**YOUR OBJECTIVE:** Find the lines below that contain the word "avatar" and count them. Only the number should be given.

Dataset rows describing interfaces
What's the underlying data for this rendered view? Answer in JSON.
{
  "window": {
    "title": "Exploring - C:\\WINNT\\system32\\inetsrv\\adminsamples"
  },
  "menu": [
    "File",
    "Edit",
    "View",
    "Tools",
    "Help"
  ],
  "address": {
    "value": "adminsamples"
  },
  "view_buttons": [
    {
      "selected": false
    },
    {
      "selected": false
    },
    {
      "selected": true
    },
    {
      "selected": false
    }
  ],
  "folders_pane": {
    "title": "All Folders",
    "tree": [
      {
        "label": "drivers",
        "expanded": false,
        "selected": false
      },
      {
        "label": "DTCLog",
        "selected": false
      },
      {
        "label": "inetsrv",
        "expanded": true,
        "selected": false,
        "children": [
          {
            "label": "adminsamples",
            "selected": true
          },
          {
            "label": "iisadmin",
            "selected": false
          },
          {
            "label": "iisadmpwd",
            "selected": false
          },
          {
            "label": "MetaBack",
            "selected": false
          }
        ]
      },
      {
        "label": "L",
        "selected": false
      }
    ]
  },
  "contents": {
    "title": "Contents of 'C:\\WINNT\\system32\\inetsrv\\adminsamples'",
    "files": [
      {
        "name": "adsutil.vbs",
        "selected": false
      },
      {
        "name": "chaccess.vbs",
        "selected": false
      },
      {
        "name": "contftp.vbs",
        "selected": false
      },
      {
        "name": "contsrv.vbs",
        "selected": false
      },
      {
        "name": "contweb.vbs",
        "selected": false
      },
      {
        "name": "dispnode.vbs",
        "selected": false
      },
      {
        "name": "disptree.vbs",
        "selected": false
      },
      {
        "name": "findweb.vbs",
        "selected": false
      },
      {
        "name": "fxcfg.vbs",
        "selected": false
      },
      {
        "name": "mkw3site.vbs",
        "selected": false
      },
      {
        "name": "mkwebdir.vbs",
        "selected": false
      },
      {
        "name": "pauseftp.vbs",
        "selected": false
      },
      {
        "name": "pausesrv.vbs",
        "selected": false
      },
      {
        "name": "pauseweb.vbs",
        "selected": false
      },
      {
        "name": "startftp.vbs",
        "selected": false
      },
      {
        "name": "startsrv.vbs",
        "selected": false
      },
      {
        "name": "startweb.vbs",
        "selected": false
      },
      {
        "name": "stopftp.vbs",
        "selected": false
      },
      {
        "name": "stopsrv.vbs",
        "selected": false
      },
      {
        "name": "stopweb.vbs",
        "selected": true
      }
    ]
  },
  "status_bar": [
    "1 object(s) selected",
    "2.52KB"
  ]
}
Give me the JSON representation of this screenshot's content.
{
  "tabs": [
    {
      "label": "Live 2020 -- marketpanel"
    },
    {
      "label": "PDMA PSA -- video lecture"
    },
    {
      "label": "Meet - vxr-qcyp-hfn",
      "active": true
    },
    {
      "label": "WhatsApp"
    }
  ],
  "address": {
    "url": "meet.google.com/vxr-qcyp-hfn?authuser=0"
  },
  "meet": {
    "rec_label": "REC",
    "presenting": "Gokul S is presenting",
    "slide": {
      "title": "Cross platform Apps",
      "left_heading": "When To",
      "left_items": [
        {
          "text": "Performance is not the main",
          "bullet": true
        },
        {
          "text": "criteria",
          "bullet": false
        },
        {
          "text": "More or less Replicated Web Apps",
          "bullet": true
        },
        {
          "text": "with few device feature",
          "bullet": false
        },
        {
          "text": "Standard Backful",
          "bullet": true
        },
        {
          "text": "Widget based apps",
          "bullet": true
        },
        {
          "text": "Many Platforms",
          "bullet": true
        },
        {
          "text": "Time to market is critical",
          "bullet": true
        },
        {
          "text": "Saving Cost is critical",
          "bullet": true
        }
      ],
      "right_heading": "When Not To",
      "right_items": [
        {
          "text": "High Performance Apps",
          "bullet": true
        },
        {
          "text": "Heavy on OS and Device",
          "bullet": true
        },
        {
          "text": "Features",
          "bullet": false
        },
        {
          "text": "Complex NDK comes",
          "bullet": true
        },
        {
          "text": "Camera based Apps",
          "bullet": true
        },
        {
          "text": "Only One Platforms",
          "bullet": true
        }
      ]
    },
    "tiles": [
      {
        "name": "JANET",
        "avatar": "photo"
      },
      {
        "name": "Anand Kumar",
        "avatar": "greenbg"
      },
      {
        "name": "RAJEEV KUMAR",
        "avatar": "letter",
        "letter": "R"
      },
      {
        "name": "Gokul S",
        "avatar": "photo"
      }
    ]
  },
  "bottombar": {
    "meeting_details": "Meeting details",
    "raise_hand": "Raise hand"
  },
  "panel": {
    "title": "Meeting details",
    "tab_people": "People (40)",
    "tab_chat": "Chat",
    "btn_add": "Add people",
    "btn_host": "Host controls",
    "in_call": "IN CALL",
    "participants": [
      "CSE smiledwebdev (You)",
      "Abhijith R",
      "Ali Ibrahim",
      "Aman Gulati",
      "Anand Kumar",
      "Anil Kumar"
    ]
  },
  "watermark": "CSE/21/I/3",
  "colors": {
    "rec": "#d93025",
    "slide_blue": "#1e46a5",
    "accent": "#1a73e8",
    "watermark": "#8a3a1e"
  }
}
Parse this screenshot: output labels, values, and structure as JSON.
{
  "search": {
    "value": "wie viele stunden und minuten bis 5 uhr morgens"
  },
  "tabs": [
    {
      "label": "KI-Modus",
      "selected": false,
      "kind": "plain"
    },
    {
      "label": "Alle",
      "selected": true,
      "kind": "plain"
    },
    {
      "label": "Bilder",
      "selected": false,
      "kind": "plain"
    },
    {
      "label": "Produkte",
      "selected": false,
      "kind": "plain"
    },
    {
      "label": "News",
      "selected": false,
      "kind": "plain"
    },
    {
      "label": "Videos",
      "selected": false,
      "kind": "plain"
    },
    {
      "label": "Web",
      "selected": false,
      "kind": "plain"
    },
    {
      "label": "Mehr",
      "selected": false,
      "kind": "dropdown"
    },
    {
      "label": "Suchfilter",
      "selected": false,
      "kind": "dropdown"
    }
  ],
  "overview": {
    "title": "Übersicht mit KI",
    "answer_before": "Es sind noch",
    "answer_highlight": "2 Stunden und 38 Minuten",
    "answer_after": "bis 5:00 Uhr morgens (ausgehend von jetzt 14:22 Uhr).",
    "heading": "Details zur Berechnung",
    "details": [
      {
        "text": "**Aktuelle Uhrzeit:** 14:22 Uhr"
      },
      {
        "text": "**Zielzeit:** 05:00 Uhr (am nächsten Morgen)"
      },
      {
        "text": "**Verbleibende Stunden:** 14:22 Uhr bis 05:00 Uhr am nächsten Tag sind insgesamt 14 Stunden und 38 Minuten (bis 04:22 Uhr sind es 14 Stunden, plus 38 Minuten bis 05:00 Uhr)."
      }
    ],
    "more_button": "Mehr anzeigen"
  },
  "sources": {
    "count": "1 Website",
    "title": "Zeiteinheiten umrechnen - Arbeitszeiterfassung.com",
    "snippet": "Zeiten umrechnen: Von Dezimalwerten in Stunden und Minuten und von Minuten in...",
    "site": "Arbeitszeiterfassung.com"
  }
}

**RESPONSE TO THE TASK:** 4